Iraq’s noisy and chaotic politics are schizophrenic about us. Because we acted so clumsily and disastrously in our invasion, the Iraqis can’t quite figure out whether to applaud us as liberators or despise us as invaders.
And so we’re leaving and letting them figure it out. Our much-abused troops will mostly be home by Christmas, and the President’s campaign promise will be fulfilled.
But I don’t for a moment believe domestic politics or his campaign promise was the root of the President’s decision. Our troops can come back to Iraq any time they’re needed and invited. Some will remain, out of harm’s way, just across the border in Kuwait.
What the President did was to give an unambiguous signal to the entire world. The era of unilateral American action is over. The West-Texas sheriff is gone, and a successor (Rick Perry) is highly unlikely.

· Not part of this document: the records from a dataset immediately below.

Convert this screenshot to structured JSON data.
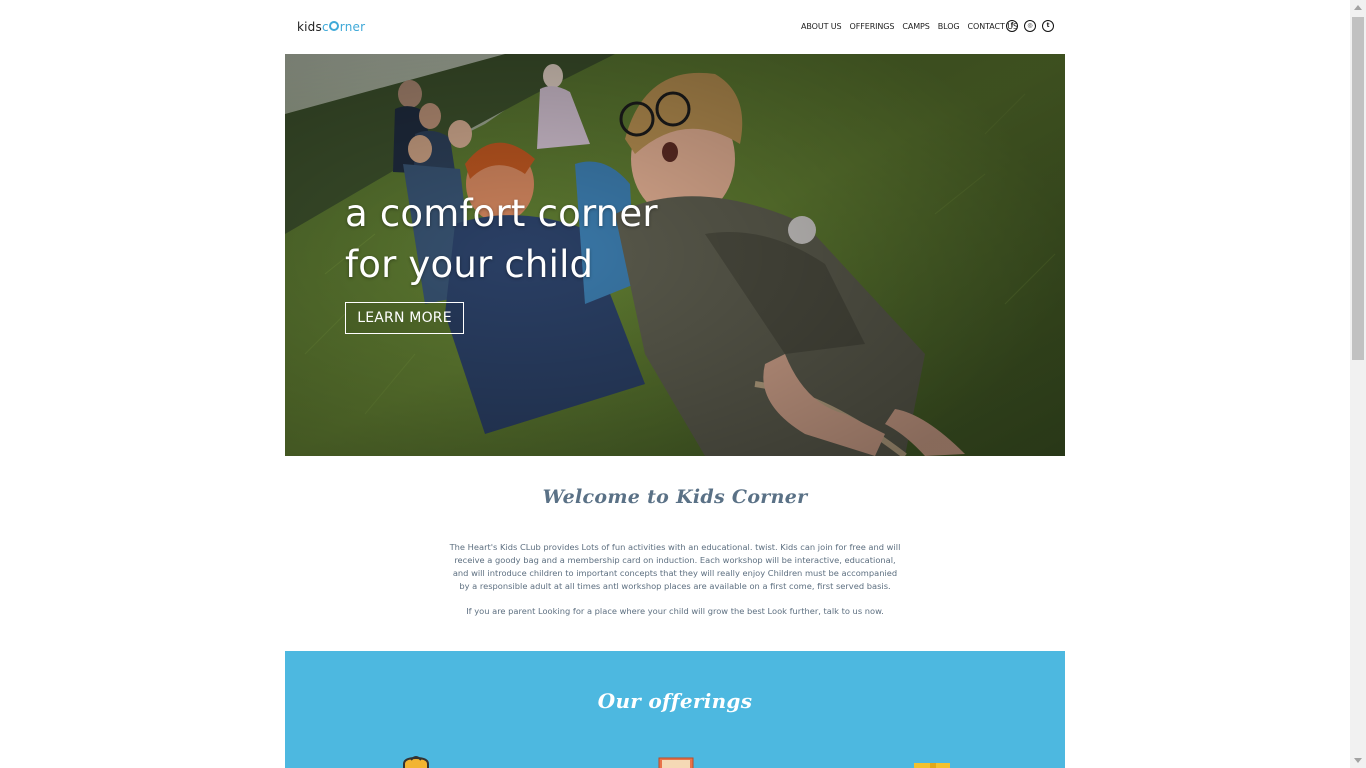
{
  "header": {
    "logo_prefix": "kids",
    "logo_accent": "rner",
    "nav": [
      "ABOUT US",
      "OFFERINGS",
      "CAMPS",
      "BLOG",
      "CONTACT US"
    ],
    "social": [
      {
        "icon": "facebook-icon",
        "glyph": "f"
      },
      {
        "icon": "instagram-icon",
        "glyph": "◎"
      },
      {
        "icon": "twitter-icon",
        "glyph": "t"
      }
    ]
  },
  "hero": {
    "title_line1": "a comfort corner",
    "title_line2": "for your child",
    "button_label": "LEARN MORE"
  },
  "welcome": {
    "title": "Welcome to Kids Corner",
    "paragraph1": "The Heart's Kids CLub provides Lots of fun activities with an educational. twist. Kids can join for free and will receive a goody bag and a membership card on induction. Each workshop will be interactive, educational, and will introduce children to important concepts that they will really enjoy Children must be accompanied by a responsible adult at all times antl workshop places are available on a first come, first served basis.",
    "paragraph2": "If you are parent Looking for a place where your child will grow the best Look further, talk to us now."
  },
  "offerings": {
    "title": "Our offerings"
  },
  "colors": {
    "accent": "#3fa9d8",
    "offerings_bg": "#4db8e0",
    "welcome_title": "#5a7186",
    "body_text": "#5d6f80"
  }
}
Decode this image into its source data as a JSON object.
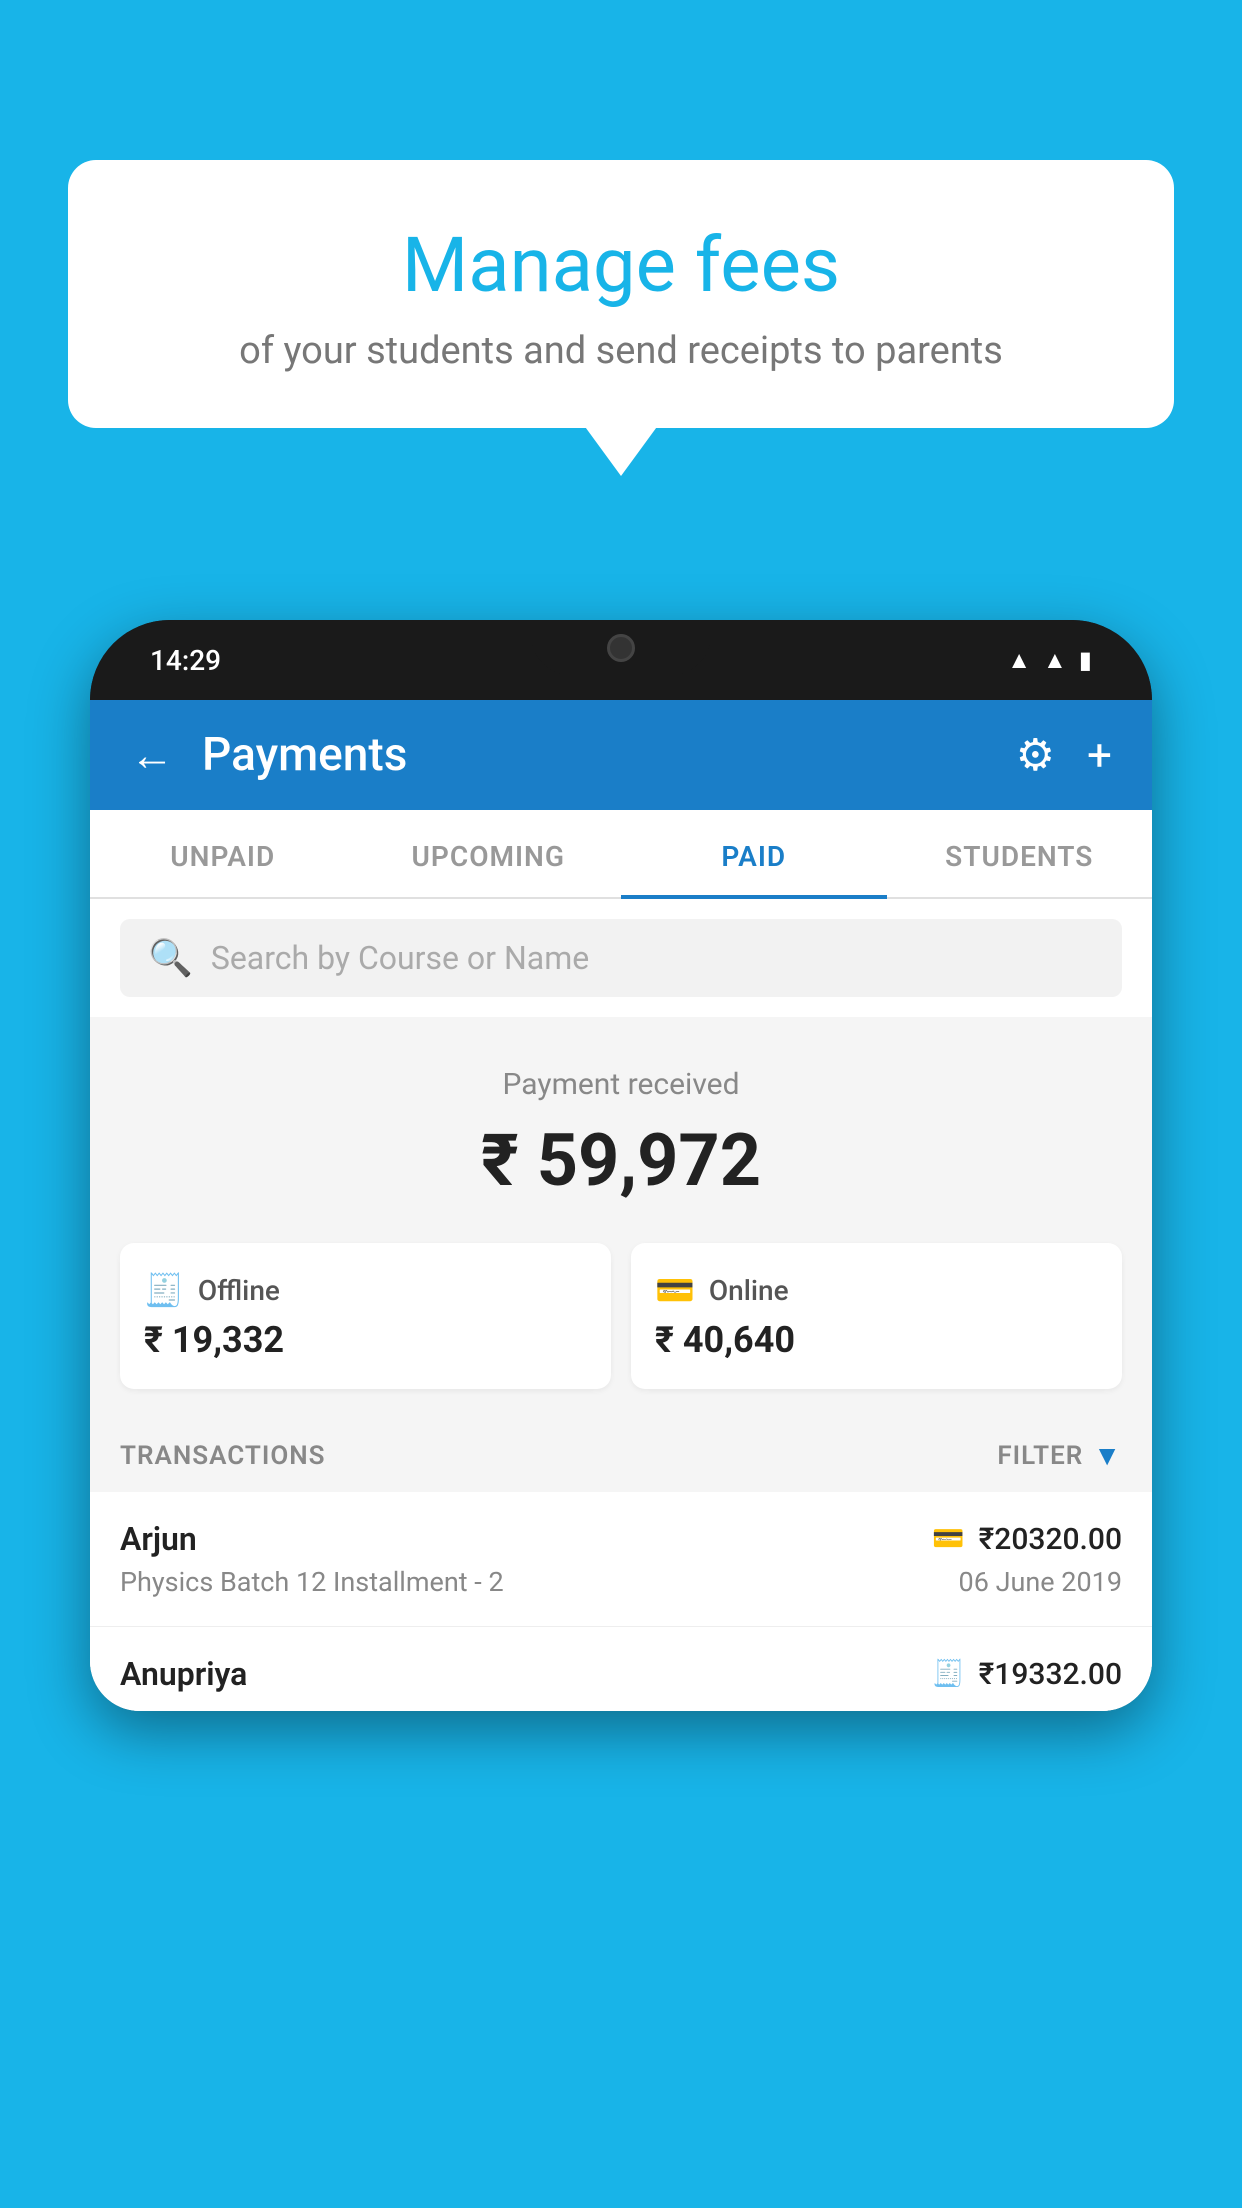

What we have instead is a mature and intelligent leader of the world’s largest economy and greatest military power (still). He and we are now firmly and intelligently on the side of ordinary people worldwide, ready to help them ride the waves they themselves create to liberation and a better life. But they have to make the waves themselves.
P.S. As I was publishing this post, it occurred to me that the President is taking the same tack at home as abroad. I do not for a minute believe his heart is really with Wall Street. The whole arc of his life speaks to the contrary.
Yet, as a realist, the President knows he cannot overcome thirty years of “government bad―greed good” propaganda all by himself, let alone in a single presidential term. He knows that real change always comes from the grass roots, whether in Arabia or here at home.
That’s why the Occupy Wall Street movement has such promise. It may be the beginning of a genuine grass-roots movement to throw the welfare-queen bankers out and restore regulated capitalism here at home.
With the Arab Spring in full flower, can an American Spring be far behind? Winter is almost upon us, but hope, like spring, blooms eternal.